"George Washington was a slave-owner,” said President Donald Trump, unspooling Tuesday afternoon a popular but tired argument in defense of Confederate statuary. “So, will George Washington now lose his status? Are we going to take down statues to George Washington?”
He rambled on. “How about Thomas Jefferson?” he asked. "Are we going to take down the statue? Because he was a major slave owner.”
Many readers responded to my Wednesday column calling for the removal of all public honors to the Confederacy with variations of this slippery-slope argument.
What else should be destroyed or banned in the name of moral failings, asked my correspondents triumphantly: The Roman Coliseum? Fulbright scholarships? The Declaration of Independence? The song “Dixie”? Wrigley Field? “Gone With The Wind"?
The what-nexters are a tedious and predictable lot, either possessing or feigning utter opacity when it comes to history in a disquieting effort to defend iconography that celebrates the enslavement of black people.
The implicit question behind all such taunts is, where do we draw the line?Washington, Jefferson and other flawed founders built this country. Robert E. Lee, Jefferson Davis and other rebels tried to tear it apart.
Given that all people exhibit moral failings, some rather pronounced, how should we determine when it’s appropriate to honor them with statues or slap their names on schools, buildings, holidays, currency, roads and geographical features?
It can be an interesting and difficult debate — think of Christopher Columbus, Henry Ford, Andrew Jackson, Woodrow Wilson and other historical figures whose great accomplishments are tainted by words or deeds that horrify those with modern sensibilities.
It’s not, however, a particularly interesting or difficult debate when it comes to those who took up arms against the United States for the purpose of preserving human slavery.
Where do we draw the line? Gee, I dunno, but somewhere well this side of the leaders of the Confederacy — the politicians and generals known almost exclusively for their prominent roles in a murderous, doomed act of mass treason.
It’s an easy distinction. Washington, Jefferson and other flawed founders built this country. Robert E. Lee, Jefferson Davis and other rebels tried to tear it apart. Unlike Washington and Jefferson, they have no significant compensating virtues or accomplishments to counterbalance their treachery and justify the numerous honors and tributes bestowed on them as symbols of Southern “heritage.”

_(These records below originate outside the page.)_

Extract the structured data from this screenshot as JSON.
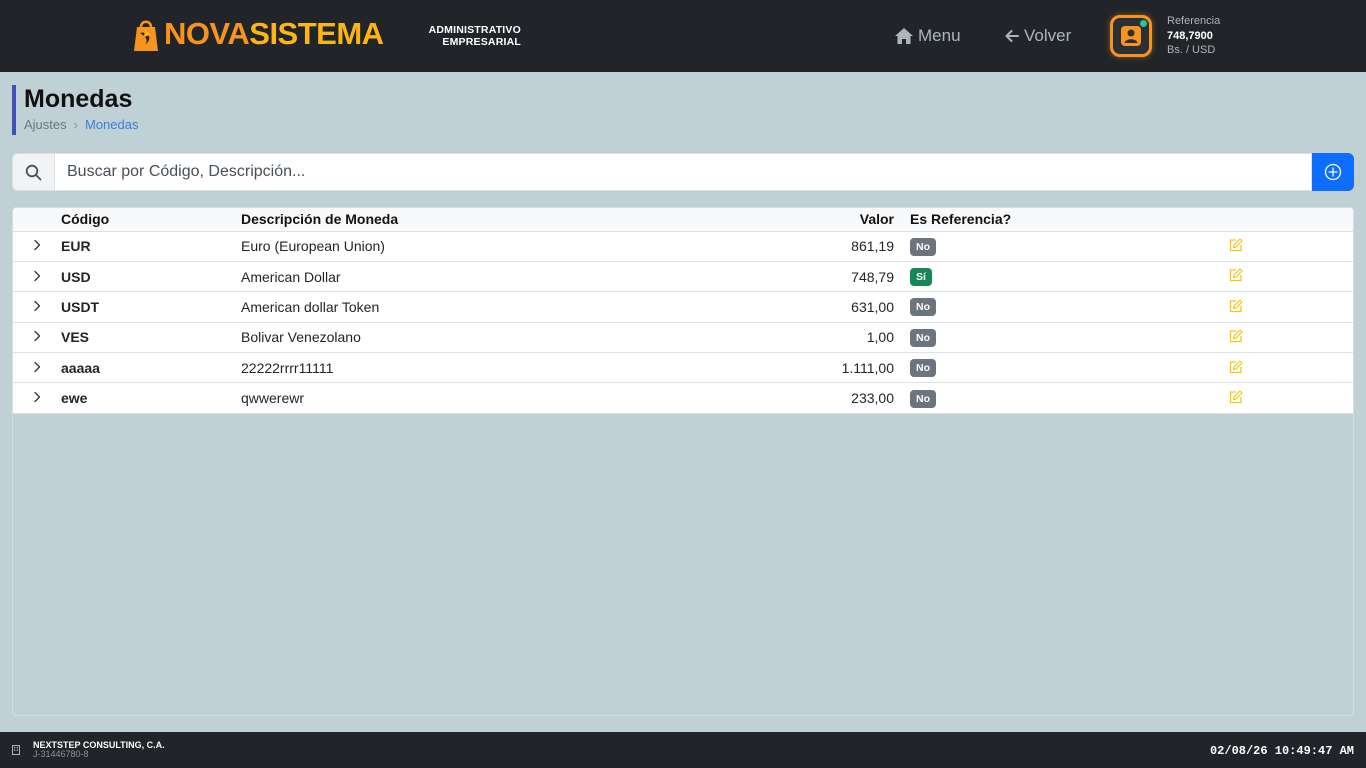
{
  "header": {
    "logo_part1": "NOVA",
    "logo_part2": "SISTEMA",
    "logo_subtitle_line1": "ADMINISTRATIVO",
    "logo_subtitle_line2": "EMPRESARIAL",
    "nav": {
      "menu_label": "Menu",
      "volver_label": "Volver"
    },
    "reference": {
      "label": "Referencia",
      "value": "748,7900",
      "unit": "Bs. / USD"
    },
    "colors": {
      "brand_orange": "#f7941d",
      "brand_yellow": "#fbb614",
      "status_dot": "#20c997"
    }
  },
  "page": {
    "title": "Monedas",
    "breadcrumb": [
      "Ajustes",
      "Monedas"
    ]
  },
  "search": {
    "placeholder": "Buscar por Código, Descripción...",
    "value": ""
  },
  "table": {
    "columns": [
      "Código",
      "Descripción de Moneda",
      "Valor",
      "Es Referencia?"
    ],
    "rows": [
      {
        "code": "EUR",
        "description": "Euro (European Union)",
        "value": "861,19",
        "is_reference": "No"
      },
      {
        "code": "USD",
        "description": "American Dollar",
        "value": "748,79",
        "is_reference": "Sí"
      },
      {
        "code": "USDT",
        "description": "American dollar Token",
        "value": "631,00",
        "is_reference": "No"
      },
      {
        "code": "VES",
        "description": "Bolivar Venezolano",
        "value": "1,00",
        "is_reference": "No"
      },
      {
        "code": "aaaaa",
        "description": "22222rrrr11111",
        "value": "1.111,00",
        "is_reference": "No"
      },
      {
        "code": "ewe",
        "description": "qwwerewr",
        "value": "233,00",
        "is_reference": "No"
      }
    ]
  },
  "footer": {
    "company_name": "NEXTSTEP CONSULTING, C.A.",
    "company_id": "J-31446780-8",
    "datetime": "02/08/26 10:49:47 AM"
  }
}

Southerners erected many statues and monuments to such men decades after the Civil War as de facto middle fingers to those who battled segregation and demanded equal rights and opportunities for blacks.
To compare these propagandistic installations to the Washington Monument or the Jefferson Memorial is either profoundly ignorant or deviously brazen.

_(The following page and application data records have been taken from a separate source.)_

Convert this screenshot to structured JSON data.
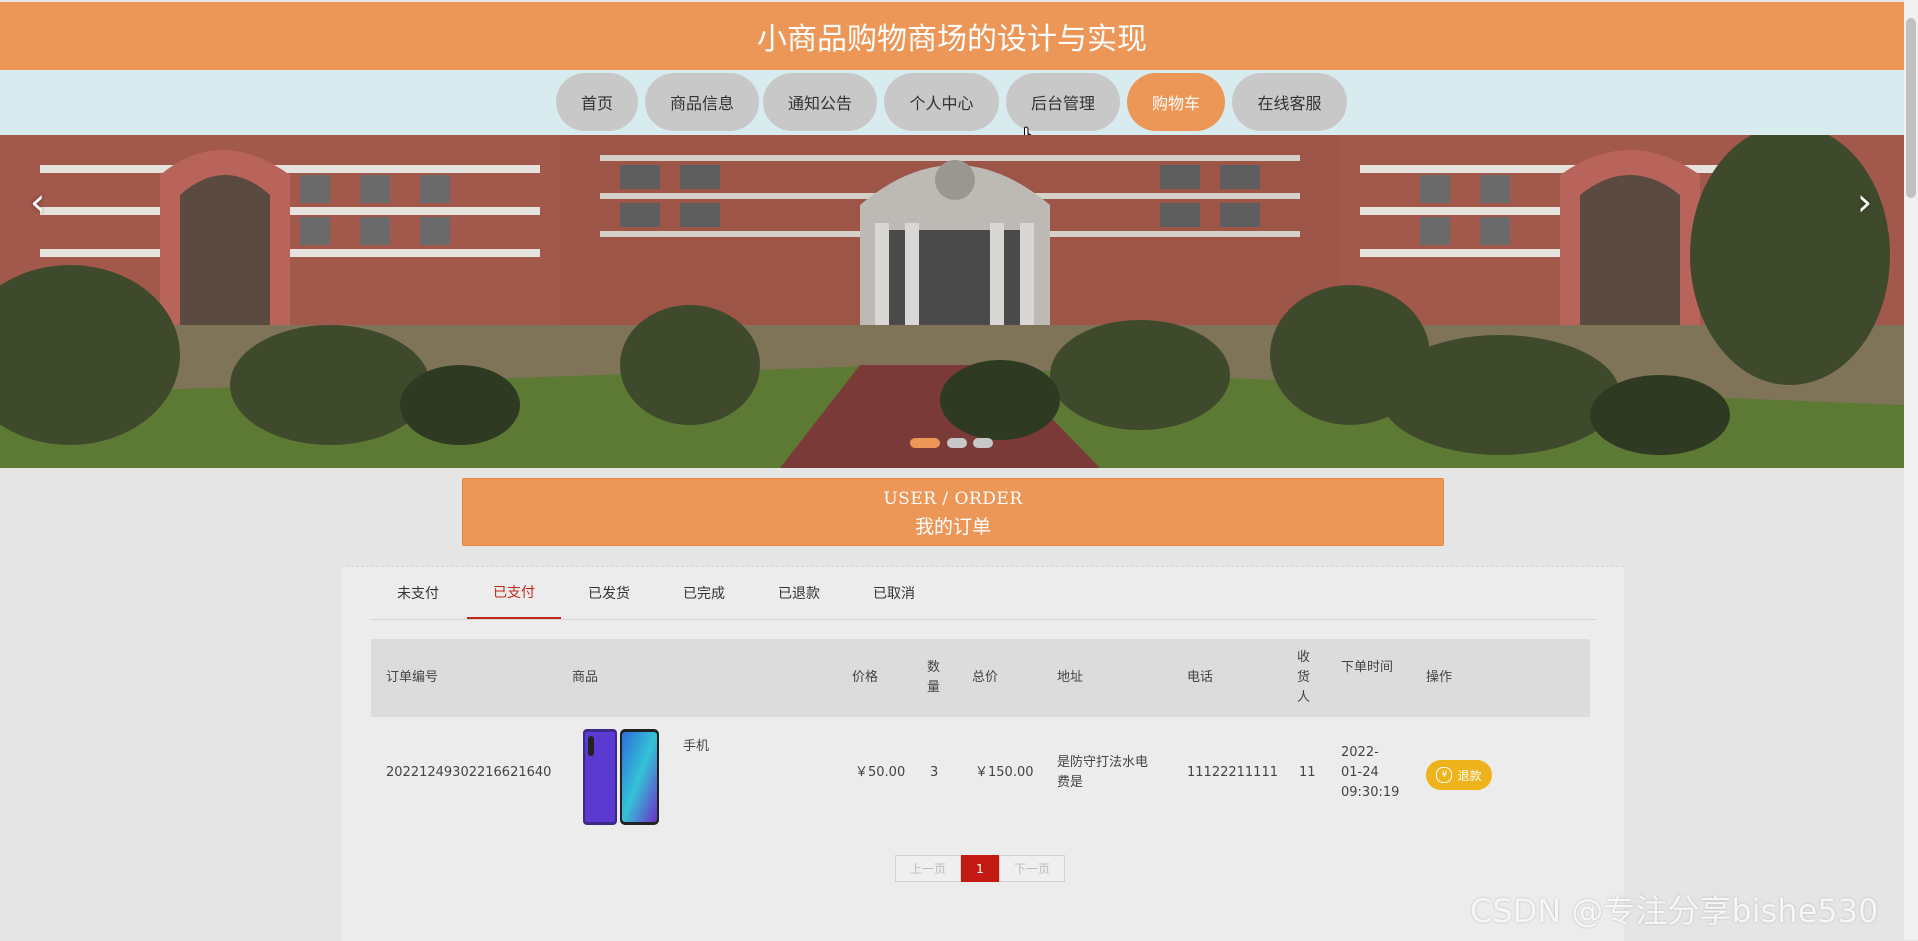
{
  "header": {
    "title": "小商品购物商场的设计与实现"
  },
  "nav": {
    "items": [
      {
        "label": "首页"
      },
      {
        "label": "商品信息"
      },
      {
        "label": "通知公告"
      },
      {
        "label": "个人中心"
      },
      {
        "label": "后台管理"
      },
      {
        "label": "购物车"
      },
      {
        "label": "在线客服"
      }
    ],
    "active": "购物车"
  },
  "banner": {
    "prev_icon": "‹",
    "next_icon": "›",
    "slide_count": 3,
    "active_slide": 1
  },
  "section": {
    "title_en": "USER / ORDER",
    "title_cn": "我的订单"
  },
  "tabs": {
    "items": [
      {
        "label": "未支付"
      },
      {
        "label": "已支付"
      },
      {
        "label": "已发货"
      },
      {
        "label": "已完成"
      },
      {
        "label": "已退款"
      },
      {
        "label": "已取消"
      }
    ],
    "active": "已支付"
  },
  "table": {
    "columns": [
      {
        "label": "订单编号"
      },
      {
        "label": "商品"
      },
      {
        "label": "价格"
      },
      {
        "label": "数量"
      },
      {
        "label": "总价"
      },
      {
        "label": "地址"
      },
      {
        "label": "电话"
      },
      {
        "label": "收货人"
      },
      {
        "label": "下单时间"
      },
      {
        "label": "操作"
      }
    ],
    "rows": [
      {
        "order_no": "20221249302216621640",
        "product_name": "手机",
        "price": "￥50.00",
        "quantity": "3",
        "total": "￥150.00",
        "address": "是防守打法水电费是",
        "phone": "11122211111",
        "receiver": "11",
        "order_time": "2022-01-24 09:30:19",
        "action_label": "退款",
        "action_icon": "yen-circle-icon"
      }
    ]
  },
  "pagination": {
    "prev_label": "上一页",
    "current_page": "1",
    "next_label": "下一页"
  },
  "watermark": {
    "text": "CSDN @专注分享bishe530"
  },
  "colors": {
    "accent": "#ec9657",
    "nav_background": "#d8ecef",
    "tab_active": "#c0271a",
    "refund_button": "#eeb31a",
    "pager_current": "#c41a14"
  }
}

Now, sure, there’s much for southerners to be proud of and for northerners to admire about the South. The arts. The hospitality. The folklore. The cuisine. The natural beauty. The delightfully passive-aggressive expression, “Bless your heart.”

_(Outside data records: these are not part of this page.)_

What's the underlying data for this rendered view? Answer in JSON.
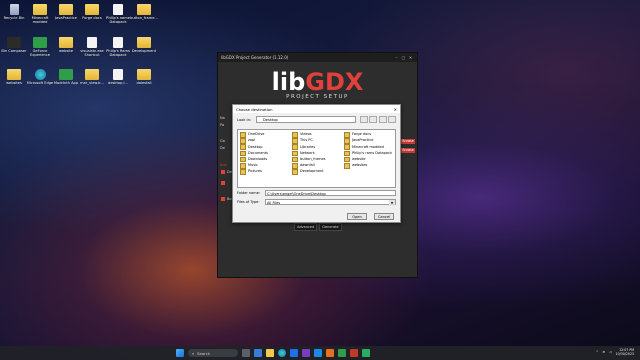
{
  "desktop": {
    "icons": [
      {
        "label": "Recycle Bin",
        "type": "bin"
      },
      {
        "label": "Minecraft modded",
        "type": "folder"
      },
      {
        "label": "JavaPractice",
        "type": "folder"
      },
      {
        "label": "Forge docs",
        "type": "folder"
      },
      {
        "label": "Philip's name Datapack",
        "type": "file"
      },
      {
        "label": "button_frame...",
        "type": "folder"
      },
      {
        "label": "Bin Composer",
        "type": "dark"
      },
      {
        "label": "GeForce Experience",
        "type": "green"
      },
      {
        "label": "website",
        "type": "folder"
      },
      {
        "label": "visualstn.exe Shortcut",
        "type": "file"
      },
      {
        "label": "Philip's Rams Datapack",
        "type": "file"
      },
      {
        "label": "Development",
        "type": "folder"
      },
      {
        "label": "websites",
        "type": "folder"
      },
      {
        "label": "Microsoft Edge",
        "type": "edge"
      },
      {
        "label": "Modrinth App",
        "type": "green"
      },
      {
        "label": "mar_view.b...",
        "type": "folder"
      },
      {
        "label": "desktop.i...",
        "type": "java"
      },
      {
        "label": "dalesfall",
        "type": "folder"
      }
    ]
  },
  "libgdx": {
    "title": "libGDX Project Generator (1.12.0)",
    "logo_a": "lib",
    "logo_b": "GDX",
    "subtitle": "PROJECT SETUP",
    "browse": "Browse",
    "advanced": "Advanced",
    "generate": "Generate",
    "side_labels": [
      "Na",
      "Pa",
      "Ga",
      "De",
      "Bo",
      "Sub",
      "Des",
      "Em"
    ]
  },
  "dialog": {
    "title": "Choose destination",
    "look_in_label": "Look In:",
    "look_in_value": "Desktop",
    "files": [
      {
        "name": "OneDrive",
        "icon": "folder"
      },
      {
        "name": "Videos",
        "icon": "folder"
      },
      {
        "name": "Forge docs",
        "icon": "folder"
      },
      {
        "name": "zapl",
        "icon": "folder"
      },
      {
        "name": "This PC",
        "icon": "folder"
      },
      {
        "name": "JavaPractice",
        "icon": "folder"
      },
      {
        "name": "Desktop",
        "icon": "folder"
      },
      {
        "name": "Libraries",
        "icon": "folder"
      },
      {
        "name": "Minecraft modded",
        "icon": "folder"
      },
      {
        "name": "Documents",
        "icon": "folder"
      },
      {
        "name": "Network",
        "icon": "folder"
      },
      {
        "name": "Philip's rams Datapack",
        "icon": "folder"
      },
      {
        "name": "Downloads",
        "icon": "folder"
      },
      {
        "name": "button_frames",
        "icon": "folder"
      },
      {
        "name": "website",
        "icon": "folder"
      },
      {
        "name": "Music",
        "icon": "folder"
      },
      {
        "name": "dawnfall",
        "icon": "folder"
      },
      {
        "name": "websites",
        "icon": "folder"
      },
      {
        "name": "Pictures",
        "icon": "folder"
      },
      {
        "name": "Development",
        "icon": "folder"
      }
    ],
    "folder_name_label": "Folder name:",
    "folder_name_value": "C:\\Users\\angel\\OneDrive\\Desktop",
    "files_of_type_label": "Files of Type:",
    "files_of_type_value": "All Files",
    "open": "Open",
    "cancel": "Cancel"
  },
  "taskbar": {
    "search_placeholder": "Search",
    "time": "12:07 PM",
    "date": "10/30/2023"
  }
}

And the long-term effort to conflate those virtues with Confederate symbolism was such a success that many liberal, open-minded southerners didn’t think twice about the battle flags and salutes to soldiers in gray that are so common in their culture.
They should have, sure. And now, with the events last weekend when neo-Nazis, Klan members and white supremacists oozed into Charlottesville, Va., to protest the removal of a 26-foot high statue of Lee from a public park, they can’t avoid it.
This doesn’t mean, as one piously aggrieved reader wrote, that we must purge our personal libraries of accounts of the Civil War. It doesn’t mean we have to sanitize our museums, pave over our battlegrounds or write the Confederacy out of history textbooks. It doesn’t even mean that good ol’ boys and girls can’t put rebel-flag stickers on their cars or build shrines to losing generals on their property.
It means we all have to stop pretending. It means we have to acknowledge Robert E. Lee isn’t an anodyne mascot for sweet tea, stock car races and Faulkner novels, particularly for African Americans, whose continued bondage he fought for.
Removing his statue no more puts us on a slippery slope toward ousting far more nuanced figures from the public square than building the statue in the first place put us on a slippery slope toward, say, putting up statues of Hitler outside of Holocaust museums or of Ho Chi Minh at Vietnam War memorials.
Charlottesville and the many other cities now removing or considering removing their public monuments to the Confederacy are, in fact, on solid ground. It’s ground that forms a path toward finally and fully acknowledging the searing legacy of slavery and the atrocity of secession in its name. Removal underscore a commitment to pluralism and renunciation of bigotry.
That’s why the alt-right opposes it. Mr. President and gentle readers, what’s your excuse?